Despite this I, for one, wish that Corbyn had come out more firmly in favour of a ‘People’s Vote’ in all circumstances, in the approach to this election. I actually thought he was going to do this, banking on Labour Brexiteers’ realisation that there was no real alternative, after both main parties’ efforts to reach a compromise – the May-Corbyn negotiations – had broken down. If he had, I for one would have voted Labour, and possibly many others too. That compromise would have involved a close (Norway-style) customs arrangement with the EU, which was the ‘red line’ May refused to step over, mainly because it would involve ‘free movement’ still, which she abhorred, in deference either to the xenophobia she believed was rife in Britain, and on her appalling Tory right wing; or to her own. (Her entire Home Secretaryship was defined by its cruel hostility to immigrants – that ‘hostile environment’. She really is a monster, together with all her other faults. Shed no tears for her just because at the end she shed some for herself.)
Corbyn’s compromise, which he set out quite clearly, could have brought this crisis to an end. If he had been in a position to negotiate it with the EU he would probably have succeeded; hence his preference for a General Election over a referendum. It wouldn’t have been my ideal outcome, as a committed albeit critical European (who has even taken up another citizenship in order to preserve his European one); but it would have come fairly close. It also would have ‘honoured’ the result of the 2016 referendum, however little ‘honour’ that referendum deserved. Most Brexiteers – aside from the crazies – could have accepted it. It might even have ‘brought the country together’ again. For the priority, surely, must be to avoid civil war? A ‘hard’ Brexit certainly won’t do that. Nor, I fear, would our return to the EU.
We’ll see what happens after the upcoming Tory leadership election (please not Boris!), and the next General Election, which will surely come soon. In the meantime I’m occupied with trying to work this whole affair into the final chapter of the new edition of my The Lion’s Share – I’m attracted by the idea of using it as a symptom of the ‘fall’ of the British Empire and of Britain; and, secondly, with deciding what to do with all my books, if I finally decide to settle permanently in Sweden, in order escape from a country I used to be fond of, but now no longer consider mine.
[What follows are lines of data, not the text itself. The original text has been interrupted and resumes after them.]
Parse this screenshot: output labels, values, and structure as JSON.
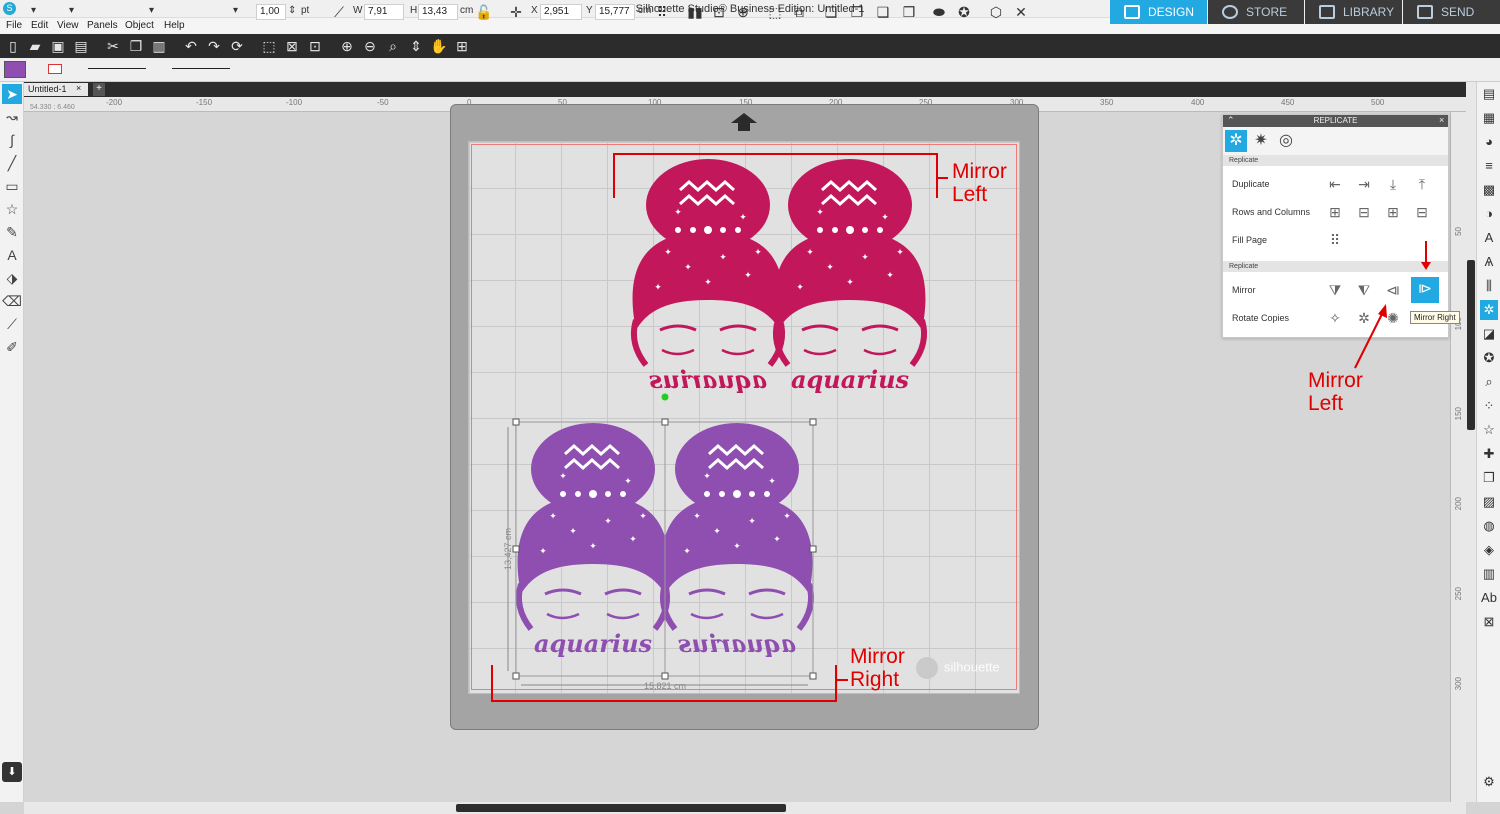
{
  "window": {
    "title": "Silhouette Studio® Business Edition: Untitled-1",
    "minimize": "–",
    "maximize": "⧉",
    "close": "✕"
  },
  "menu": [
    "File",
    "Edit",
    "View",
    "Panels",
    "Object",
    "Help"
  ],
  "nav": {
    "design": "DESIGN",
    "store": "STORE",
    "library": "LIBRARY",
    "send": "SEND",
    "active": "design"
  },
  "toolbar2": {
    "line_weight": "1,00",
    "line_unit": "pt",
    "w_label": "W",
    "w_value": "7,91",
    "h_label": "H",
    "h_value": "13,43",
    "size_unit": "cm",
    "x_label": "X",
    "x_value": "2,951",
    "y_label": "Y",
    "y_value": "15,777",
    "pos_unit": "cm"
  },
  "tabs": {
    "document": "Untitled-1",
    "close": "×",
    "add": "+"
  },
  "cursor_coords": "54.330 : 6.460",
  "ruler_h": [
    "-200",
    "-150",
    "-100",
    "-50",
    "0",
    "50",
    "100",
    "150",
    "200",
    "250",
    "300",
    "350",
    "400",
    "450",
    "500"
  ],
  "ruler_v": [
    "50",
    "100",
    "150",
    "200",
    "250",
    "300"
  ],
  "artwork": {
    "text": "aquarius",
    "colors": {
      "top": "#c2185b",
      "bottom": "#8e4fb0",
      "selection": "#999999",
      "handle_green": "#22cc22"
    },
    "dimension_w": "15,821 cm",
    "dimension_h": "13,427 cm"
  },
  "watermark": "silhouette",
  "annotations": {
    "top": "Mirror\nLeft",
    "bottom": "Mirror\nRight",
    "panel": "Mirror\nLeft",
    "color": "#e00000"
  },
  "replicate_panel": {
    "title": "REPLICATE",
    "close": "×",
    "section1": "Replicate",
    "rows1": [
      "Duplicate",
      "Rows and Columns",
      "Fill Page"
    ],
    "section2": "Replicate",
    "rows2": [
      "Mirror",
      "Rotate Copies"
    ],
    "tooltip": "Mirror Right",
    "active_color": "#23a9e1"
  }
}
Anyone want to come to Hull (UK) and take them away? For free?